As a senior executive officer with the Royal Canadian Mounted Police (RCMP), cancer was the last thing on Pete Thompson’s mind. “I was busy traveling for work, both domestically and internationally, and had been feeling great,” explained Pete. In 2000, he began to feel under the weather and saw a doctor who insisted that Pete get screened for colon cancer even though he was under the recommended screening age. A golf ball sized tumor in his colon was found on December 19, a day he and his family will never forget.

Shortly after his diagnosis, Pete had surgery to remove the cancerous tumor and recovered well, in large part because his cancer was detected early and treated aggressively. Unfortunately, in 2002, Pete’s cancer returned and this time he was treated with radiation and chemotherapy, which was thankfully successful.

While at the hospital for treatment in January 2001, Pete met a Canadian Cancer Society clinic supervisor he credits with saving his life.

”My physical symptoms were being treated, but I wasn’t prepared for the emotional portion of my cancer journey,” explained Pete. “I fell into a depression, but the clinic supervisor encouraged me to carry on and move forward. As a result, I became a volunteer for the Canadian Cancer Society so that I could give back all the wonderful support I received.”

Pete participated in his first Relay For Life event in 2003 when he completed the Survivors’ Victory Lap, where cancer survivors walk the first lap of the Relay track. He got so hooked on the event, he decided to begin volunteering at Relay For Life the next year.

Over the years, Pete has become a valued fixture of the Ottawa Relay For Life event.  He’s been a member of the team recruitment committee, the treasury committee and the registration committee, and also held the position of event chair for two terms. His own team, named The Rear ‘End’rs, is made up of individuals from his colon cancer survivor group who have raised over $100,000.
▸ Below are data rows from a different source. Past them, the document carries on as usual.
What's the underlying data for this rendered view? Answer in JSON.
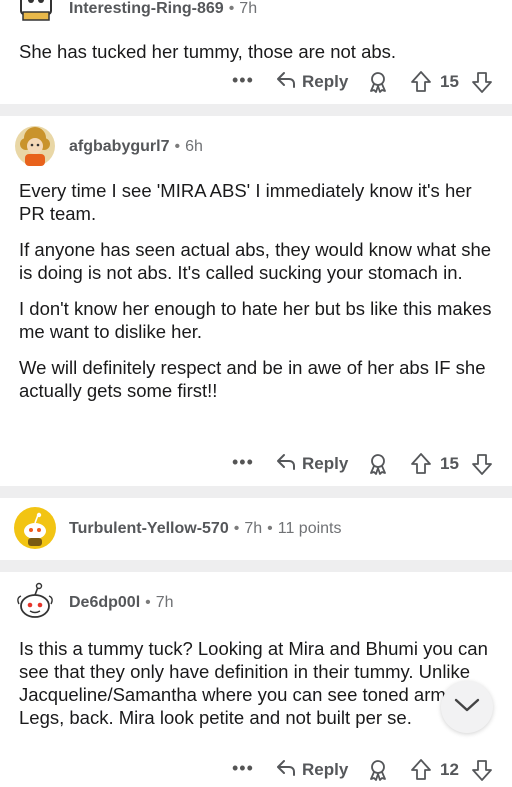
{
  "comments": [
    {
      "author": "Interesting-Ring-869",
      "time": "7h",
      "paragraphs": [
        "She has tucked her tummy, those are not abs."
      ],
      "reply_label": "Reply",
      "score": "15"
    },
    {
      "author": "afgbabygurl7",
      "time": "6h",
      "paragraphs": [
        "Every time I see 'MIRA ABS'  I immediately know it's her PR team.",
        "If anyone has seen actual abs, they would know what she is doing is not abs. It's called sucking your stomach in.",
        "I don't know her enough to hate her but bs like this makes me want to dislike her.",
        "We will definitely respect and be in awe of her abs IF she actually gets some first!!"
      ],
      "reply_label": "Reply",
      "score": "15"
    },
    {
      "author": "Turbulent-Yellow-570",
      "time": "7h",
      "points": "11 points",
      "collapsed": true
    },
    {
      "author": "De6dp00l",
      "time": "7h",
      "paragraphs": [
        "Is this a tummy tuck? Looking at Mira and Bhumi you can see that they only have definition in their tummy. Unlike Jacqueline/Samantha where you can see toned arms, Legs, back. Mira look petite and not built per se."
      ],
      "reply_label": "Reply",
      "score": "12"
    }
  ],
  "more_glyph": "•••",
  "icons": {
    "more": "more-options-icon",
    "reply": "reply-arrow-icon",
    "award": "award-icon",
    "upvote": "upvote-arrow-icon",
    "downvote": "downvote-arrow-icon",
    "scroll": "chevron-down-icon"
  },
  "colors": {
    "divider": "#eeeeef",
    "text": "#1a1a1b",
    "meta": "#55575a",
    "yellow_avatar": "#f2c413"
  }
}
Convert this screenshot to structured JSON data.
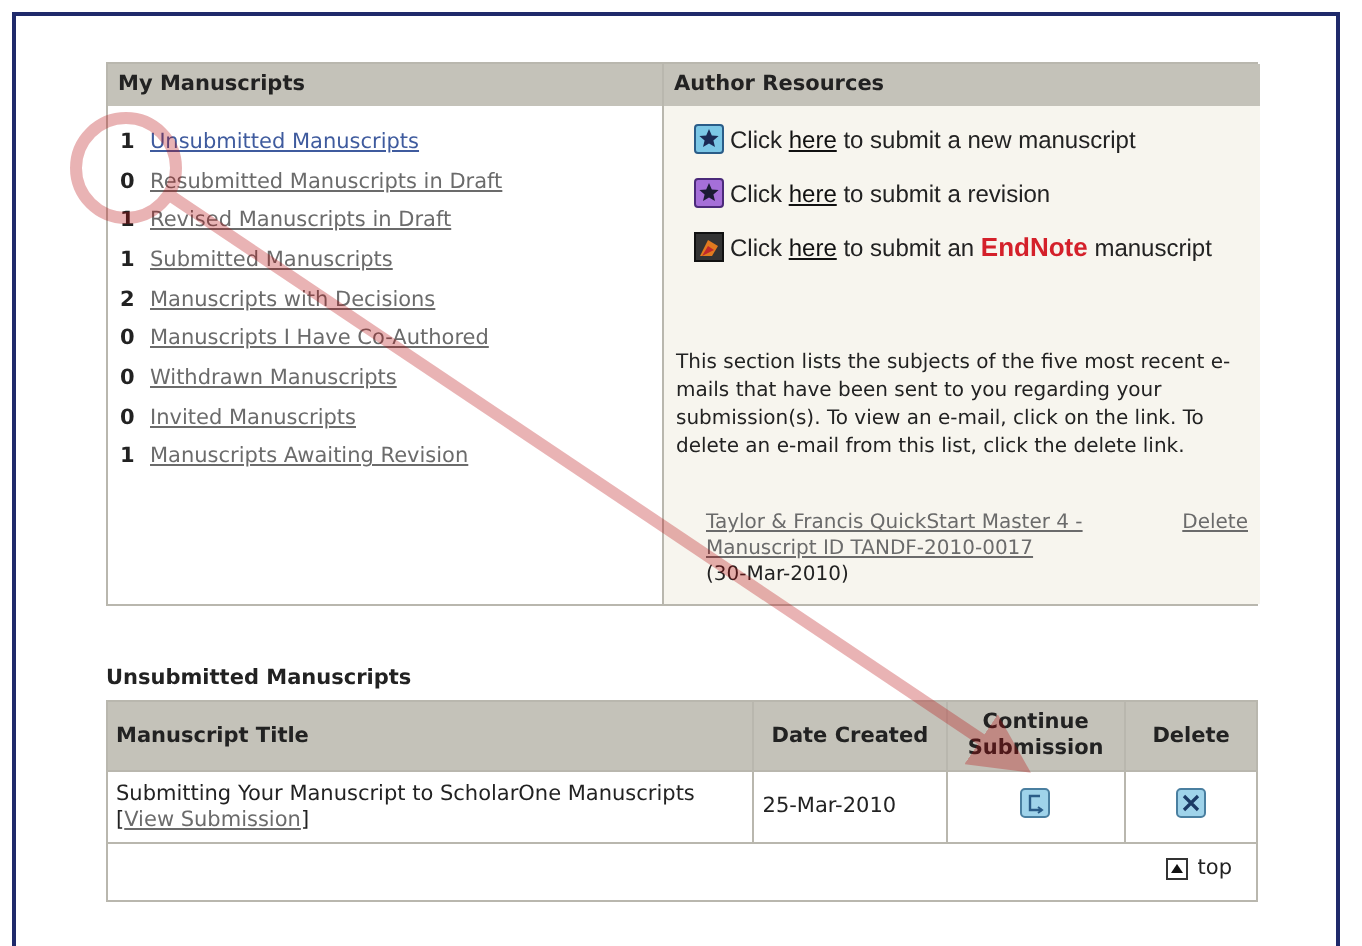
{
  "my_manuscripts": {
    "title": "My Manuscripts",
    "items": [
      {
        "count": "1",
        "label": "Unsubmitted Manuscripts",
        "highlighted": true
      },
      {
        "count": "0",
        "label": "Resubmitted Manuscripts in Draft",
        "highlighted": false
      },
      {
        "count": "1",
        "label": "Revised Manuscripts in Draft",
        "highlighted": false
      },
      {
        "count": "1",
        "label": "Submitted Manuscripts",
        "highlighted": false
      },
      {
        "count": "2",
        "label": "Manuscripts with Decisions",
        "highlighted": false
      },
      {
        "count": "0",
        "label": "Manuscripts I Have Co-Authored",
        "highlighted": false
      },
      {
        "count": "0",
        "label": "Withdrawn Manuscripts",
        "highlighted": false
      },
      {
        "count": "0",
        "label": "Invited Manuscripts",
        "highlighted": false
      },
      {
        "count": "1",
        "label": "Manuscripts Awaiting Revision",
        "highlighted": false
      }
    ]
  },
  "author_resources": {
    "title": "Author Resources",
    "links": [
      {
        "kind": "new",
        "before": "Click ",
        "link": "here",
        "after": " to submit a new manuscript"
      },
      {
        "kind": "revision",
        "before": "Click ",
        "link": "here",
        "after": " to submit a revision"
      },
      {
        "kind": "endnote",
        "before": "Click ",
        "link": "here",
        "after": " to submit an ",
        "logo": "EndNote",
        "tail": " manuscript"
      }
    ],
    "email_note": "This section lists the subjects of the five most recent e-mails that have been sent to you regarding your submission(s). To view an e-mail, click on the link. To delete an e-mail from this list, click the delete link.",
    "emails": [
      {
        "subject": "Taylor & Francis QuickStart Master 4 - Manuscript ID TANDF-2010-0017",
        "date": "(30-Mar-2010)",
        "action": "Delete"
      }
    ]
  },
  "unsubmitted": {
    "title": "Unsubmitted Manuscripts",
    "columns": [
      "Manuscript Title",
      "Date Created",
      "Continue Submission",
      "Delete"
    ],
    "rows": [
      {
        "title_before": "Submitting Your Manuscript to ScholarOne Manuscripts [",
        "link": "View Submission",
        "title_after": "]",
        "date": "25-Mar-2010"
      }
    ],
    "top_link": "top"
  }
}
“As a leadership volunteer, I have become familiar with most of the participant’s faces over the years and am able to associate them to their Relay team name,” said Pete. “My favorite part of Relay For Life is setting up the event, as it is magical to see the transformation of a simple field into an inspirational, emotional and celebratory fundraising event for the Canadian Cancer Society.”

Pete is now retired from the RCMP and is an instructor at Algonquin College’s Police and Public Safety Institute in Ottawa. He continues to volunteer with the Society as Chair of the Relay Advisory Team for Ontario Division and member of the Society’s National Relay Training Team. “Participating in events like Relay For Life is what volunteering for the Canadian Cancer Society is all about, as the true secret of life is giving, not getting.”